The new policy appears to be limited to Florida, but it’s unclear what criteria CVS uses to determine which doctors can have their prescriptions filled.
“This situation highlights the lunacy we’ve gotten ourselves into; we’re talking about dangerous narcotics that are not safe as prescribed…and some pharmacies just don’t feel comfortable doing it anymore,” said Larry Golbom, a Clearwater pharmacist who hosts a radio show on prescription drug abuse.
In a prepared statement, CVS spokesman Michael DeAngelis said that the company is refusing to fill prescriptions for a “small number of Florida physicians” and is supporting measures by federal and state law enforcement officials to “keep controlled substances out of the wrong hands.”
Paul Sloan, president of the Florida Society of Pain Management Providers, sent a copy of the letter — with the doctor’s name redacted — to the news media and to state Surgeon General Frank Farmer.
Sloan said he knows of at least a dozen physicians who have received these letters from CVS in the past month and that none of them has done anything wrong.

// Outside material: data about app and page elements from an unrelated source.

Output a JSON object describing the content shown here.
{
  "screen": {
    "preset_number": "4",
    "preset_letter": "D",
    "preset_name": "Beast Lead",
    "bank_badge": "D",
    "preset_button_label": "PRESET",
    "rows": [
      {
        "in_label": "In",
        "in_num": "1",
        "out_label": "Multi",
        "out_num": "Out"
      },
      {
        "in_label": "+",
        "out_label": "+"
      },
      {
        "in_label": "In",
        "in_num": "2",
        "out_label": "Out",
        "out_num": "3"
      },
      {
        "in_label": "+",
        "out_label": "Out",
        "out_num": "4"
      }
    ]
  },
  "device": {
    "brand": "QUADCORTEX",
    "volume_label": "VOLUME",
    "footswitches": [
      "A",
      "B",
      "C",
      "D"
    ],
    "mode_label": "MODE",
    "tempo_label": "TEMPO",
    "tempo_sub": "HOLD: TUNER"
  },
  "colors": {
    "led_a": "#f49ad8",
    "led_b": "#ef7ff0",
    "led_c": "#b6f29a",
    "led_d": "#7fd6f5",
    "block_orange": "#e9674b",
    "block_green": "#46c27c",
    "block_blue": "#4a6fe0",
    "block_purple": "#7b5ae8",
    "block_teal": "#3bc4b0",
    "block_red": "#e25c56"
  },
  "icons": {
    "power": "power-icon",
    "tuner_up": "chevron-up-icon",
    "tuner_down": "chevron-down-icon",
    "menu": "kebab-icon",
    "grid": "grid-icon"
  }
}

“Legitimate patients and legitimate doctors are finding it difficult to practice medicine and get pain medications,” Sloan said.